TASK DESCRIPTION: Every line with the string "thumb" must be copied from the entries below.

MATERIALS PROVIDED:
┄┄┄┄┄┄
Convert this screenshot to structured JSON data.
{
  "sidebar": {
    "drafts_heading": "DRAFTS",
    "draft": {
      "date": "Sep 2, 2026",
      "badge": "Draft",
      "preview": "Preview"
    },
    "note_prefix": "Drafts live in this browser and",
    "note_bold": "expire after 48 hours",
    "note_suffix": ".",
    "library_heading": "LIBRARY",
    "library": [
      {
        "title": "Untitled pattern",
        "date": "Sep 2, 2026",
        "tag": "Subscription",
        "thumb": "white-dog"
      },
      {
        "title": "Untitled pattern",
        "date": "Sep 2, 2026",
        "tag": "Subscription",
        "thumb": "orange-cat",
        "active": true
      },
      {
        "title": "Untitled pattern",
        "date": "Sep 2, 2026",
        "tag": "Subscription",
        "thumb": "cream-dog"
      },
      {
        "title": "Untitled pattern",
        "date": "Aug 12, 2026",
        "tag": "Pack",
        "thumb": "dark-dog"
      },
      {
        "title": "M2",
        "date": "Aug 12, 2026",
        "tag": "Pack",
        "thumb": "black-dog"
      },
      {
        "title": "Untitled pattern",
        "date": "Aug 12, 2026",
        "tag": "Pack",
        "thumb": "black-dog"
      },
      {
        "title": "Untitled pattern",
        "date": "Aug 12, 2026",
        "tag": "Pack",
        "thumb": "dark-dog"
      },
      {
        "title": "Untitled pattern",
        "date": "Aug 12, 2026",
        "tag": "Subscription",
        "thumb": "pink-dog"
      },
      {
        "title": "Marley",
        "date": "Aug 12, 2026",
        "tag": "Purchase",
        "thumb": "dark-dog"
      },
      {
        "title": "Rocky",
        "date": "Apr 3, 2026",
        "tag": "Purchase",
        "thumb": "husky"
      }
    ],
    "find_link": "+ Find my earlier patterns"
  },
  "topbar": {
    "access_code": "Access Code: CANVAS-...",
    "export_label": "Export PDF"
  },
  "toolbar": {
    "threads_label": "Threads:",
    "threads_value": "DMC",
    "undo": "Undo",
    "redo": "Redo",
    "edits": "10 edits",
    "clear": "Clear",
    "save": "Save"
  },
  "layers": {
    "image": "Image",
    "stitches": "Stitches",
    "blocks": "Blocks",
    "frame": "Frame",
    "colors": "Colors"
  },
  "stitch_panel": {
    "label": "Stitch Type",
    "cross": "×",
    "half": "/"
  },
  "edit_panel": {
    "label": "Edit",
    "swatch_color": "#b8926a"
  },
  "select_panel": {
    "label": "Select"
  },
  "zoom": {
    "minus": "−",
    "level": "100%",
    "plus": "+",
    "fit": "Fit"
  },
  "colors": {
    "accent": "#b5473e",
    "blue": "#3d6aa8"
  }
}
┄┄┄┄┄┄
TASK OUTPUT:
        "thumb": "white-dog"
        "thumb": "orange-cat",
        "thumb": "cream-dog"
        "thumb": "dark-dog"
        "thumb": "black-dog"
        "thumb": "black-dog"
        "thumb": "dark-dog"
        "thumb": "pink-dog"
        "thumb": "dark-dog"
        "thumb": "husky"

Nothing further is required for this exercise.